“May I help you?” he asked.
“I’m looking for a room for tonight and possibly tomorrow,” David replied. “Do you have anything?”
“Only a few left, actually,” the clerk said. “Never seen so much business in thirty years. You working at the base, too?”
“No, just passing through. Why do you ask?”
“Oh, no reason. Just lots of activity over there the last few nights. More than I’ve seen in quite some time. People keep checking in. People I’ve never seen before. Hard for a guy to get any sleep.”
David smiled, but the old man wasn’t kidding.
“ID?” the clerk asked.
David tensed. With everything else going on, he hadn’t thought about the fact that he was going to have to hand over his passport. Now wasn’t the time to let someone trace the name Reza Tabrizi to Khorramabad, of all places, when there was no legitimate reason to be there and he had already told Javad Nouri (among others) that he was going to be in Qom. But he had no other choice. Had he been thinking clearly, he would have parked down the street and slept in the car. But there was no turning back now. Reluctantly, he surrendered his passport and filled out the requisite paperwork, then paid for the first night in cash, since he certainly wasn’t about to use a credit card.
Getting his key, he took the elevator up to the third floor and found room 308 down the hall and on the left, facing the parking garage. His room was small and cramped and smelled like mothballs, but he didn’t expect to be spending much time there. He washed his face and brushed his teeth but didn’t change and didn’t unpack. Instead, he set the alarm on his phone for a half hour and caught a catnap.
Thirty minutes went by far too fast.
Nevertheless, David forced himself to get up, grabbed his suitcase, and took a back stairway to the first floor, where he cautiously poked his head out. Seeing no one around, he moved as quickly and quietly as he could down a side hallway, though he nearly crashed into a room service tray filled with dirty dinner dishes that apparently hadn’t been cleared from the night before.
Reaching the end of the hallway, he glanced outside and again saw no one. It was five in the morning. There wasn’t likely to be anyone around, but he couldn’t take any chances. Confident it was all clear, he headed back to the parking garage and put his suitcase in the trunk.
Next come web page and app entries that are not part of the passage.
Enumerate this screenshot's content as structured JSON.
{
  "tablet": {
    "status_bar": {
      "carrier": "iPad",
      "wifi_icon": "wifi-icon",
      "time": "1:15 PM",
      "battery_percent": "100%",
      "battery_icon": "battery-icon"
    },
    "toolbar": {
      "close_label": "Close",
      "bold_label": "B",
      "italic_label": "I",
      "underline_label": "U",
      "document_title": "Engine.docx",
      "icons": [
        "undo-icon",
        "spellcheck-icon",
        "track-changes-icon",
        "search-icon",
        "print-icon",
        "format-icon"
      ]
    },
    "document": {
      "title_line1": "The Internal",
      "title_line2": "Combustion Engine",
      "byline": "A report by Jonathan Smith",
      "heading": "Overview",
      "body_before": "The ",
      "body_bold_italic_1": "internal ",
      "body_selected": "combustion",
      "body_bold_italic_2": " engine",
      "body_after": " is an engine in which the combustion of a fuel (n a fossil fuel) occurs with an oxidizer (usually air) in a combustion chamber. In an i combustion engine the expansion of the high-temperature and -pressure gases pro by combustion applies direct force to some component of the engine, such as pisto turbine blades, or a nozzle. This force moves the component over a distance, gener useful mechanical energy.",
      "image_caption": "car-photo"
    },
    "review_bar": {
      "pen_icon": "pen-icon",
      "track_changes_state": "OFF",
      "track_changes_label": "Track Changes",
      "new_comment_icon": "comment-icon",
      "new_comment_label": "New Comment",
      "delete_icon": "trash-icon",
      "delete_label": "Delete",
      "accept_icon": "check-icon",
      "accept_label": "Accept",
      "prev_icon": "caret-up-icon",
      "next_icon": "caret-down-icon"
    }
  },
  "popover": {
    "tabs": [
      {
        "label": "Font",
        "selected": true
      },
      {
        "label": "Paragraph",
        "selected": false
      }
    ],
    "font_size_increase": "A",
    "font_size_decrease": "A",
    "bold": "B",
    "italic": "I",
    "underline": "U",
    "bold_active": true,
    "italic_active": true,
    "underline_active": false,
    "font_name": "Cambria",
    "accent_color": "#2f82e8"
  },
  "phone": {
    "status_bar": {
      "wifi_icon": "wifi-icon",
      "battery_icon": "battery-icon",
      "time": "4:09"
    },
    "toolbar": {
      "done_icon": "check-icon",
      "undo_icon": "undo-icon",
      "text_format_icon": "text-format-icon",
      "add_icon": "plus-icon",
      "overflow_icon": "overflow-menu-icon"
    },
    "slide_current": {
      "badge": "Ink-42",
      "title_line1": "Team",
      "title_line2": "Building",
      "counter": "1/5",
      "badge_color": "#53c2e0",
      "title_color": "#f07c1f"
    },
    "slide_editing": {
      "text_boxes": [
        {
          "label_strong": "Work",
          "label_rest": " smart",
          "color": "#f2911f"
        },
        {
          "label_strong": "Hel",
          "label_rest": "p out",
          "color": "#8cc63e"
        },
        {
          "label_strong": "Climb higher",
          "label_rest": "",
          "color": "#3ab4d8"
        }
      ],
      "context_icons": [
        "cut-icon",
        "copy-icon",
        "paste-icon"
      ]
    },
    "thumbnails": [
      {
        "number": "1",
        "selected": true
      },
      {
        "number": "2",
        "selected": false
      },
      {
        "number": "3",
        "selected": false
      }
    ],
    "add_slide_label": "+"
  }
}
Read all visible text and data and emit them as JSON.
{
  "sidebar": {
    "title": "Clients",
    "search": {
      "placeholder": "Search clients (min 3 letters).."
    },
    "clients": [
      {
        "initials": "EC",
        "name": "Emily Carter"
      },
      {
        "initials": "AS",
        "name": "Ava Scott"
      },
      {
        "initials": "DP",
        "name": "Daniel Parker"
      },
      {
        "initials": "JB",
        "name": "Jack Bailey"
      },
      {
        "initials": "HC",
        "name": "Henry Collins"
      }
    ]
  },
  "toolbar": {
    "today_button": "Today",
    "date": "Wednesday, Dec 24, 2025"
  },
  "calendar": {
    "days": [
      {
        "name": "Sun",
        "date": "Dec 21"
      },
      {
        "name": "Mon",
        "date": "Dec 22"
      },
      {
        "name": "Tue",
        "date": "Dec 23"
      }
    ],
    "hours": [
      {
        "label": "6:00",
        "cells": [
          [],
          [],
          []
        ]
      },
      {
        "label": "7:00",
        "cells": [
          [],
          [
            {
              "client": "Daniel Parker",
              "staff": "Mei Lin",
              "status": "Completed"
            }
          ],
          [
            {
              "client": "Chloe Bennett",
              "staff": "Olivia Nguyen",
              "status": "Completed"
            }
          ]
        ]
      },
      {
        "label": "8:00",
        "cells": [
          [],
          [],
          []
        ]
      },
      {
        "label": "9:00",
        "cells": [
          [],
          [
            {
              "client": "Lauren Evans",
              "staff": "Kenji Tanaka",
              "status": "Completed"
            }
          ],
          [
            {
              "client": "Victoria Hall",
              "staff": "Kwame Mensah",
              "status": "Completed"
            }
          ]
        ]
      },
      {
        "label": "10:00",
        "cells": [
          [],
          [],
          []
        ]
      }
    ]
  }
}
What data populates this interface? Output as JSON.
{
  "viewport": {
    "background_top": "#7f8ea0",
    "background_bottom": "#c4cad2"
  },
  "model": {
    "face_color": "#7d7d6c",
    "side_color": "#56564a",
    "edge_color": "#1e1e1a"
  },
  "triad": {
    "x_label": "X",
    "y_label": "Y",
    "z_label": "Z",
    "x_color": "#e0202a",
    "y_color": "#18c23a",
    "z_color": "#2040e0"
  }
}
If he needed to move quickly, he didn’t dare take the risk of leaving behind the only possessions he had with him in the country.
He reentered the hotel and decided to check on the clerk. Sure enough, his instincts were right. The old man was slumped in a chair in the room behind the reception desk, sound asleep and snoring, with an old black-and-white Persian war movie playing on TV. With no one else around and the hotel completely silent, David wasted no time. He slipped behind the desk, found the registration forms for the five men, and snapped a picture of each with his phone. Then he found the video surveillance system—an old VHS system he couldn’t believe still worked—and rewound the two tapes covering the lobby. Using the video feature on his phone, he recorded the images of the five men entering the hotel and checking in. He rewound both tapes again, this time to the beginning, and hit Record on both decks. By the time anyone asked to see this footage, the images on them, including those of him checking in, would be recorded over and gone forever. Then he made sure everything was back in its place and hightailed it back to room 308.